Today, a single science for all things? The
University of Houston's College of Engineering
presents this series about the machines that make
our civilization run, and the people whose
ingenuity created them.
Some years ago, I listened
with shock to my own voice as I defined thermodynamics for my students. I
was telling them that thermodynamics dealt with
transformations of energy and the resulting changes
in the states of matter.
Then I realized: everything that ever happens fits
that definition -- everything! We use the
word happen only when energy is
transformed in some way and matter is affected.
What overbearing hubris! I was claiming that my
subject embraced everything.
Well, maybe it can't be helped. Thermodynamics does
embrace everything. So try another term -- technology. The word
literally means "telling one another about
technique." And we have the same problem. Is there
anything we do that doesn't involve some dimension
of technique? We might drive a car, cook dinner, or
read a book. Since we always want do any of those
things better than we do, we constantly exchange
information on how to do them better.
Technique, and the telling of it, is woven through
our lives. I shudder when someone says, "I'm in the
humanities; I can't understand technology." Of
course that person understands technology. He
or she uses it every instant of every day; and
we're back in the soup. Just as everything
exemplifies thermodynamics, everything
also exemplifies technology.
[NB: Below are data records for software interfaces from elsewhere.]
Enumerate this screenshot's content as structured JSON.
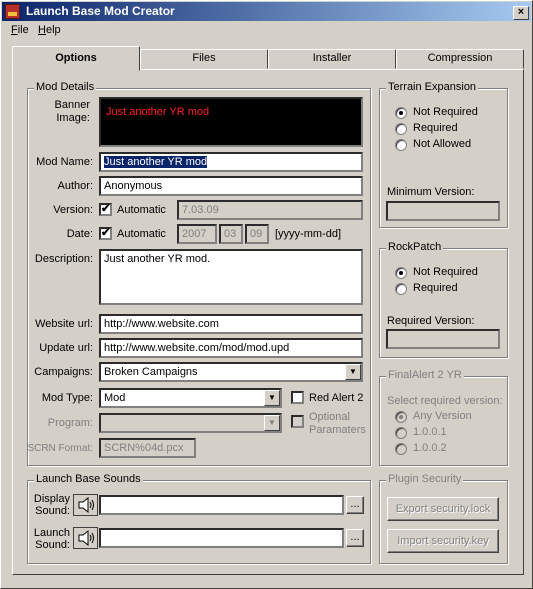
{
  "window": {
    "title": "Launch Base Mod Creator",
    "close_glyph": "×"
  },
  "menu": [
    {
      "label": "File",
      "mnemonic": "F"
    },
    {
      "label": "Help",
      "mnemonic": "H"
    }
  ],
  "tabs": [
    "Options",
    "Files",
    "Installer",
    "Compression"
  ],
  "mod_details": {
    "legend": "Mod Details",
    "banner_label": "Banner Image:",
    "banner_text": "Just another YR mod",
    "mod_name_label": "Mod Name:",
    "mod_name": "Just another YR mod",
    "author_label": "Author:",
    "author": "Anonymous",
    "version_label": "Version:",
    "version_auto_label": "Automatic",
    "version_value": "7.03.09",
    "date_label": "Date:",
    "date_auto_label": "Automatic",
    "date_year": "2007",
    "date_month": "03",
    "date_day": "09",
    "date_format": "[yyyy-mm-dd]",
    "description_label": "Description:",
    "description": "Just another YR mod.",
    "website_label": "Website url:",
    "website": "http://www.website.com",
    "update_label": "Update url:",
    "update": "http://www.website.com/mod/mod.upd",
    "campaigns_label": "Campaigns:",
    "campaigns": "Broken Campaigns",
    "mod_type_label": "Mod Type:",
    "mod_type": "Mod",
    "red_alert_label": "Red Alert 2",
    "program_label": "Program:",
    "optional_params_label": "Optional Paramaters",
    "scrn_label": "SCRN Format:",
    "scrn_format": "SCRN%04d.pcx"
  },
  "terrain": {
    "legend": "Terrain Expansion",
    "options": [
      "Not Required",
      "Required",
      "Not Allowed"
    ],
    "selected": "Not Required",
    "min_version_label": "Minimum Version:"
  },
  "rockpatch": {
    "legend": "RockPatch",
    "options": [
      "Not Required",
      "Required"
    ],
    "selected": "Not Required",
    "req_version_label": "Required Version:"
  },
  "finalalert": {
    "legend": "FinalAlert 2 YR",
    "select_label": "Select required version:",
    "options": [
      "Any Version",
      "1.0.0.1",
      "1.0.0.2"
    ],
    "selected": "Any Version"
  },
  "sounds": {
    "legend": "Launch Base Sounds",
    "display_label": "Display Sound:",
    "launch_label": "Launch Sound:",
    "browse_label": "..."
  },
  "plugin": {
    "legend": "Plugin Security",
    "export_label": "Export security.lock",
    "import_label": "Import security.key"
  },
  "checkmark": "✔",
  "dropdown_glyph": "▼"
}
Everything we
know is the result of human sensory input.
Everything is a manifestation of our inner
emotional life. Everything is psychology.
Everything is philosophy.
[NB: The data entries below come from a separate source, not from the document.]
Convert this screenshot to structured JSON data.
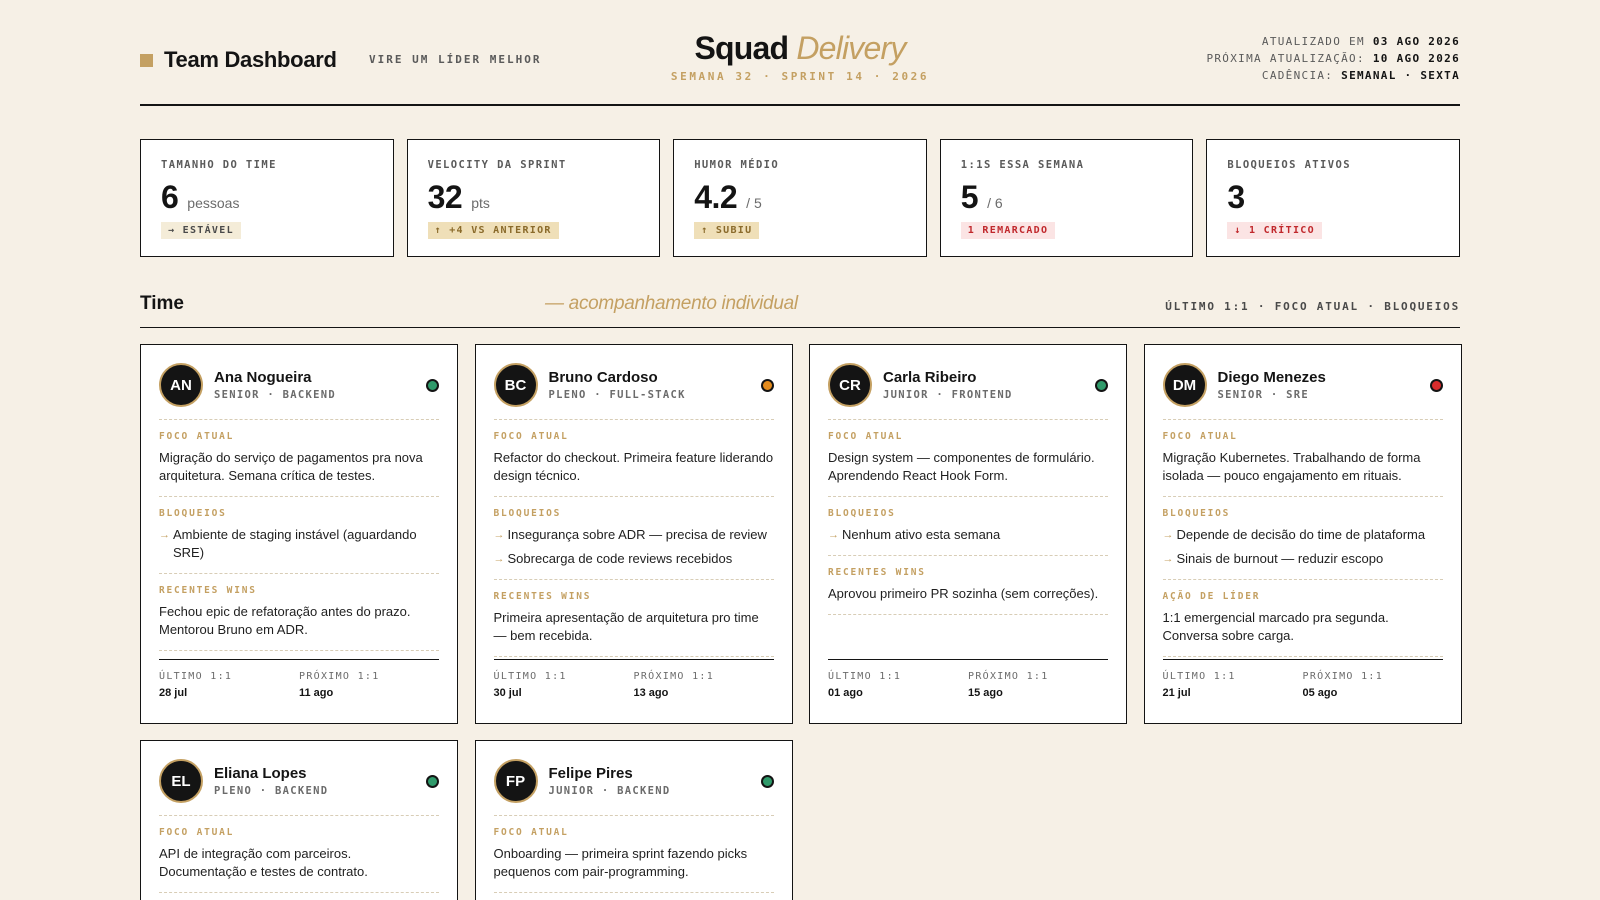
{
  "header": {
    "brand_title": "Team Dashboard",
    "tagline": "VIRE UM LÍDER MELHOR",
    "squad_strong": "Squad",
    "squad_accent": "Delivery",
    "squad_sub": "SEMANA 32 · SPRINT 14 · 2026",
    "meta": [
      {
        "label": "ATUALIZADO EM",
        "value": "03 AGO 2026"
      },
      {
        "label": "PRÓXIMA ATUALIZAÇÃO:",
        "value": "10 AGO 2026"
      },
      {
        "label": "CADÊNCIA:",
        "value": "SEMANAL · SEXTA"
      }
    ]
  },
  "colors": {
    "accent": "#c4a062",
    "background": "#f6f0e6",
    "status_green": "#2f9a6a",
    "status_orange": "#e48b1d",
    "status_red": "#d92c2c"
  },
  "kpis": [
    {
      "label": "TAMANHO DO TIME",
      "value": "6",
      "unit": "pessoas",
      "badge": "→ ESTÁVEL",
      "tone": "neutral"
    },
    {
      "label": "VELOCITY DA SPRINT",
      "value": "32",
      "unit": "pts",
      "badge": "↑ +4 VS ANTERIOR",
      "tone": "gold"
    },
    {
      "label": "HUMOR MÉDIO",
      "value": "4.2",
      "unit": "/ 5",
      "badge": "↑ SUBIU",
      "tone": "gold"
    },
    {
      "label": "1:1S ESSA SEMANA",
      "value": "5",
      "unit": "/ 6",
      "badge": "1 REMARCADO",
      "tone": "red"
    },
    {
      "label": "BLOQUEIOS ATIVOS",
      "value": "3",
      "unit": "",
      "badge": "↓ 1 CRÍTICO",
      "tone": "red"
    }
  ],
  "section": {
    "title": "Time",
    "subtitle": "— acompanhamento individual",
    "right": "ÚLTIMO 1:1 · FOCO ATUAL · BLOQUEIOS"
  },
  "members": [
    {
      "initials": "AN",
      "name": "Ana Nogueira",
      "role": "SENIOR · BACKEND",
      "status": "green",
      "focus_label": "FOCO ATUAL",
      "focus": "Migração do serviço de pagamentos pra nova arquitetura. Semana crítica de testes.",
      "blocks_label": "BLOQUEIOS",
      "blocks": [
        "Ambiente de staging instável (aguardando SRE)"
      ],
      "extra_label": "RECENTES WINS",
      "extra": "Fechou epic de refatoração antes do prazo. Mentorou Bruno em ADR.",
      "last_label": "ÚLTIMO 1:1",
      "last": "28 jul",
      "next_label": "PRÓXIMO 1:1",
      "next": "11 ago"
    },
    {
      "initials": "BC",
      "name": "Bruno Cardoso",
      "role": "PLENO · FULL-STACK",
      "status": "orange",
      "focus_label": "FOCO ATUAL",
      "focus": "Refactor do checkout. Primeira feature liderando design técnico.",
      "blocks_label": "BLOQUEIOS",
      "blocks": [
        "Insegurança sobre ADR — precisa de review",
        "Sobrecarga de code reviews recebidos"
      ],
      "extra_label": "RECENTES WINS",
      "extra": "Primeira apresentação de arquitetura pro time — bem recebida.",
      "last_label": "ÚLTIMO 1:1",
      "last": "30 jul",
      "next_label": "PRÓXIMO 1:1",
      "next": "13 ago"
    },
    {
      "initials": "CR",
      "name": "Carla Ribeiro",
      "role": "JUNIOR · FRONTEND",
      "status": "green",
      "focus_label": "FOCO ATUAL",
      "focus": "Design system — componentes de formulário. Aprendendo React Hook Form.",
      "blocks_label": "BLOQUEIOS",
      "blocks": [
        "Nenhum ativo esta semana"
      ],
      "extra_label": "RECENTES WINS",
      "extra": "Aprovou primeiro PR sozinha (sem correções).",
      "last_label": "ÚLTIMO 1:1",
      "last": "01 ago",
      "next_label": "PRÓXIMO 1:1",
      "next": "15 ago"
    },
    {
      "initials": "DM",
      "name": "Diego Menezes",
      "role": "SENIOR · SRE",
      "status": "red",
      "focus_label": "FOCO ATUAL",
      "focus": "Migração Kubernetes. Trabalhando de forma isolada — pouco engajamento em rituais.",
      "blocks_label": "BLOQUEIOS",
      "blocks": [
        "Depende de decisão do time de plataforma",
        "Sinais de burnout — reduzir escopo"
      ],
      "extra_label": "AÇÃO DE LÍDER",
      "extra": "1:1 emergencial marcado pra segunda. Conversa sobre carga.",
      "last_label": "ÚLTIMO 1:1",
      "last": "21 jul",
      "next_label": "PRÓXIMO 1:1",
      "next": "05 ago"
    },
    {
      "initials": "EL",
      "name": "Eliana Lopes",
      "role": "PLENO · BACKEND",
      "status": "green",
      "focus_label": "FOCO ATUAL",
      "focus": "API de integração com parceiros. Documentação e testes de contrato."
    },
    {
      "initials": "FP",
      "name": "Felipe Pires",
      "role": "JUNIOR · BACKEND",
      "status": "green",
      "focus_label": "FOCO ATUAL",
      "focus": "Onboarding — primeira sprint fazendo picks pequenos com pair-programming."
    }
  ]
}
Follow that road and we'll soon be unable to inhale
without first finding the unity of all things.
Maybe it's time to make a rear-guard case for
specificity. We cannot begin as Buddha.
Listeners often ask me to suggest one good source
on the history of technology. I reply by saying,
begin with something you find interesting. Read
Dava Sobel's book
Longitude, which focuses on the
creation of five fine eighteenth-century
Read Witold Rybczynski's book
One Good Turn, which is no more than
the history of the screwdriver. Read one book. Then
read another, and another. Read a hundred books and
you'll find yourself caught up in the way they all
Sobel begins her story of the chronometer with the
Spanish Armada. Rybczynski's screwdriver leads you
to Diderot and the philosophical rumblings before
the French Revolution. Read about the windmill, and you find it's
mirrored in Adam Smith's economics.
I see these things not so much as linked events but
as what we see when we look closely at a large
tapestry. For it all really is thermodynamics, or
literature, or psychology -- all at once. But none
of us is smart enough to begin with the whole. So
we begin with the pieces. If I race to get
beyond the pieces, I lose contact with the
When I do that, the overview loses its wonderful
texture. It becomes too grand to be interesting.
I'm John Lienhard, at the University of Houston,
where we're interested in the way inventive minds
See the many links above for source material.
(Clipart conception by Jim
The Engines of Our Ingenuity is
Copyright © 1988-2003 by John H.